Exercise directions: Copy each record below faithfully, leaving out images.

[Entries from a dataset of interfaces]
━━━━━━━━━━━━━━━━━━━━
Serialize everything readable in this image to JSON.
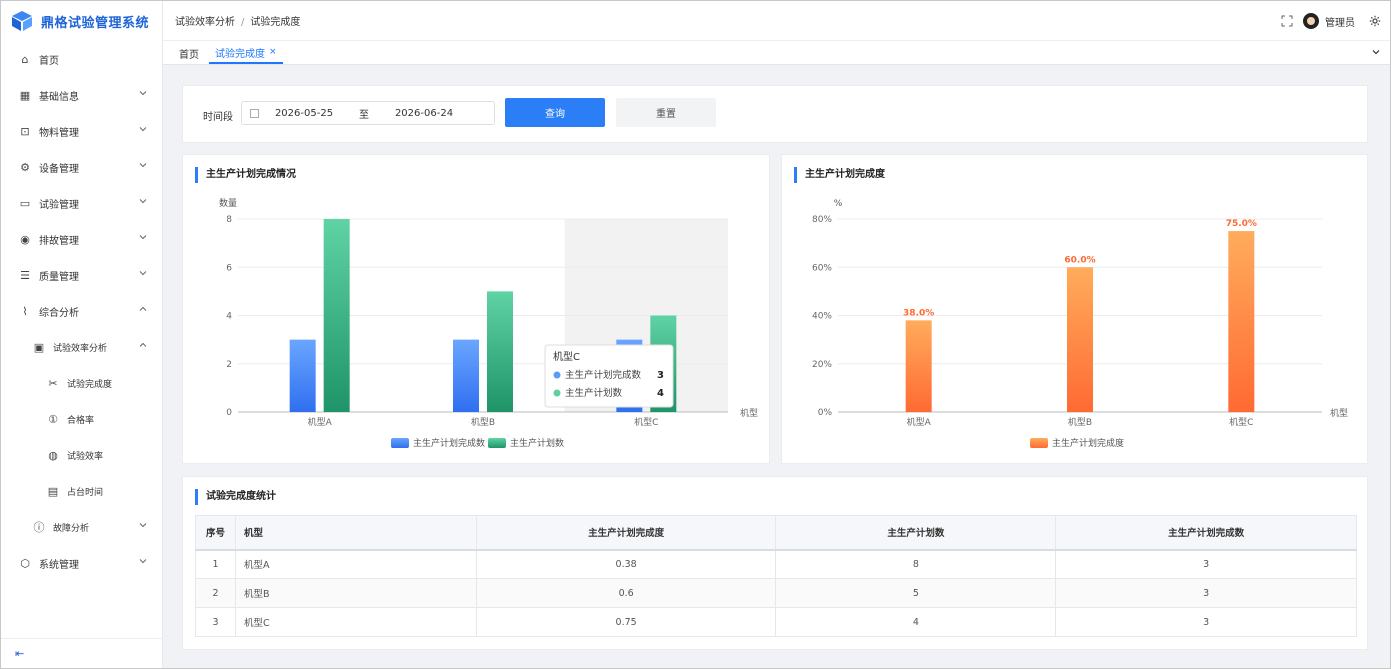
{
  "app": {
    "title": "鼎格试验管理系统"
  },
  "sidebar": {
    "items": [
      {
        "label": "首页",
        "icon": "home-icon"
      },
      {
        "label": "基础信息",
        "icon": "grid-icon"
      },
      {
        "label": "物料管理",
        "icon": "box-icon"
      },
      {
        "label": "设备管理",
        "icon": "device-icon"
      },
      {
        "label": "试验管理",
        "icon": "test-icon"
      },
      {
        "label": "排故管理",
        "icon": "target-icon"
      },
      {
        "label": "质量管理",
        "icon": "list-icon"
      },
      {
        "label": "综合分析",
        "icon": "chart-icon"
      },
      {
        "label": "试验效率分析",
        "icon": "monitor-icon"
      },
      {
        "label": "试验完成度",
        "icon": "tools-icon"
      },
      {
        "label": "合格率",
        "icon": "badge-icon"
      },
      {
        "label": "试验效率",
        "icon": "globe-icon"
      },
      {
        "label": "占台时间",
        "icon": "calendar-icon"
      },
      {
        "label": "故障分析",
        "icon": "warning-icon"
      },
      {
        "label": "系统管理",
        "icon": "settings-icon"
      }
    ],
    "collapse_glyph": "⇤"
  },
  "header": {
    "breadcrumb": [
      "试验效率分析",
      "试验完成度"
    ],
    "breadcrumb_sep": "/",
    "user": "管理员"
  },
  "tabs": [
    {
      "label": "首页",
      "active": false
    },
    {
      "label": "试验完成度",
      "active": true,
      "close": "×"
    }
  ],
  "filter": {
    "label": "时间段",
    "start": "2026-05-25",
    "sep": "至",
    "end": "2026-06-24",
    "query_label": "查询",
    "reset_label": "重置"
  },
  "chart1_title": "主生产计划完成情况",
  "chart2_title": "主生产计划完成度",
  "chart_data": [
    {
      "type": "bar",
      "title": "主生产计划完成情况",
      "ylabel": "数量",
      "xlabel": "机型",
      "categories": [
        "机型A",
        "机型B",
        "机型C"
      ],
      "ylim": [
        0,
        8
      ],
      "yticks": [
        0,
        2,
        4,
        6,
        8
      ],
      "series": [
        {
          "name": "主生产计划完成数",
          "values": [
            3,
            3,
            3
          ],
          "color": "#3a7cf5"
        },
        {
          "name": "主生产计划数",
          "values": [
            8,
            5,
            4
          ],
          "color": "#2aa87a"
        }
      ],
      "legend": "bottom",
      "grid": true,
      "highlight": "机型C",
      "tooltip": {
        "title": "机型C",
        "rows": [
          {
            "name": "主生产计划完成数",
            "value": "3"
          },
          {
            "name": "主生产计划数",
            "value": "4"
          }
        ]
      }
    },
    {
      "type": "bar",
      "title": "主生产计划完成度",
      "ylabel": "%",
      "xlabel": "机型",
      "categories": [
        "机型A",
        "机型B",
        "机型C"
      ],
      "ylim": [
        0,
        80
      ],
      "yticks": [
        "0%",
        "20%",
        "40%",
        "60%",
        "80%"
      ],
      "series": [
        {
          "name": "主生产计划完成度",
          "values": [
            38,
            60,
            75
          ],
          "labels": [
            "38.0%",
            "60.0%",
            "75.0%"
          ],
          "color": "#ff7a3d"
        }
      ],
      "legend": "bottom",
      "grid": true
    }
  ],
  "table": {
    "title": "试验完成度统计",
    "headers": [
      "序号",
      "机型",
      "主生产计划完成度",
      "主生产计划数",
      "主生产计划完成数"
    ],
    "rows": [
      [
        "1",
        "机型A",
        "0.38",
        "8",
        "3"
      ],
      [
        "2",
        "机型B",
        "0.6",
        "5",
        "3"
      ],
      [
        "3",
        "机型C",
        "0.75",
        "4",
        "3"
      ]
    ]
  }
}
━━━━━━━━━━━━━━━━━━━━
Answer section:
Serialize everything readable in this image to JSON.
{
  "app": {
    "title": "鼎格试验管理系统"
  },
  "sidebar": {
    "items": [
      {
        "label": "首页",
        "icon": "home-icon"
      },
      {
        "label": "基础信息",
        "icon": "grid-icon"
      },
      {
        "label": "物料管理",
        "icon": "box-icon"
      },
      {
        "label": "设备管理",
        "icon": "device-icon"
      },
      {
        "label": "试验管理",
        "icon": "test-icon"
      },
      {
        "label": "排故管理",
        "icon": "target-icon"
      },
      {
        "label": "质量管理",
        "icon": "list-icon"
      },
      {
        "label": "综合分析",
        "icon": "chart-icon"
      },
      {
        "label": "试验效率分析",
        "icon": "monitor-icon"
      },
      {
        "label": "试验完成度",
        "icon": "tools-icon"
      },
      {
        "label": "合格率",
        "icon": "badge-icon"
      },
      {
        "label": "试验效率",
        "icon": "globe-icon"
      },
      {
        "label": "占台时间",
        "icon": "calendar-icon"
      },
      {
        "label": "故障分析",
        "icon": "warning-icon"
      },
      {
        "label": "系统管理",
        "icon": "settings-icon"
      }
    ],
    "collapse_glyph": "⇤"
  },
  "header": {
    "breadcrumb": [
      "试验效率分析",
      "试验完成度"
    ],
    "breadcrumb_sep": "/",
    "user": "管理员"
  },
  "tabs": [
    {
      "label": "首页",
      "active": false
    },
    {
      "label": "试验完成度",
      "active": true,
      "close": "×"
    }
  ],
  "filter": {
    "label": "时间段",
    "start": "2026-05-25",
    "sep": "至",
    "end": "2026-06-24",
    "query_label": "查询",
    "reset_label": "重置"
  },
  "chart1_title": "主生产计划完成情况",
  "chart2_title": "主生产计划完成度",
  "chart_data": [
    {
      "type": "bar",
      "title": "主生产计划完成情况",
      "ylabel": "数量",
      "xlabel": "机型",
      "categories": [
        "机型A",
        "机型B",
        "机型C"
      ],
      "ylim": [
        0,
        8
      ],
      "yticks": [
        0,
        2,
        4,
        6,
        8
      ],
      "series": [
        {
          "name": "主生产计划完成数",
          "values": [
            3,
            3,
            3
          ],
          "color": "#3a7cf5"
        },
        {
          "name": "主生产计划数",
          "values": [
            8,
            5,
            4
          ],
          "color": "#2aa87a"
        }
      ],
      "legend": "bottom",
      "grid": true,
      "highlight": "机型C",
      "tooltip": {
        "title": "机型C",
        "rows": [
          {
            "name": "主生产计划完成数",
            "value": "3"
          },
          {
            "name": "主生产计划数",
            "value": "4"
          }
        ]
      }
    },
    {
      "type": "bar",
      "title": "主生产计划完成度",
      "ylabel": "%",
      "xlabel": "机型",
      "categories": [
        "机型A",
        "机型B",
        "机型C"
      ],
      "ylim": [
        0,
        80
      ],
      "yticks": [
        "0%",
        "20%",
        "40%",
        "60%",
        "80%"
      ],
      "series": [
        {
          "name": "主生产计划完成度",
          "values": [
            38,
            60,
            75
          ],
          "labels": [
            "38.0%",
            "60.0%",
            "75.0%"
          ],
          "color": "#ff7a3d"
        }
      ],
      "legend": "bottom",
      "grid": true
    }
  ],
  "table": {
    "title": "试验完成度统计",
    "headers": [
      "序号",
      "机型",
      "主生产计划完成度",
      "主生产计划数",
      "主生产计划完成数"
    ],
    "rows": [
      [
        "1",
        "机型A",
        "0.38",
        "8",
        "3"
      ],
      [
        "2",
        "机型B",
        "0.6",
        "5",
        "3"
      ],
      [
        "3",
        "机型C",
        "0.75",
        "4",
        "3"
      ]
    ]
  }
}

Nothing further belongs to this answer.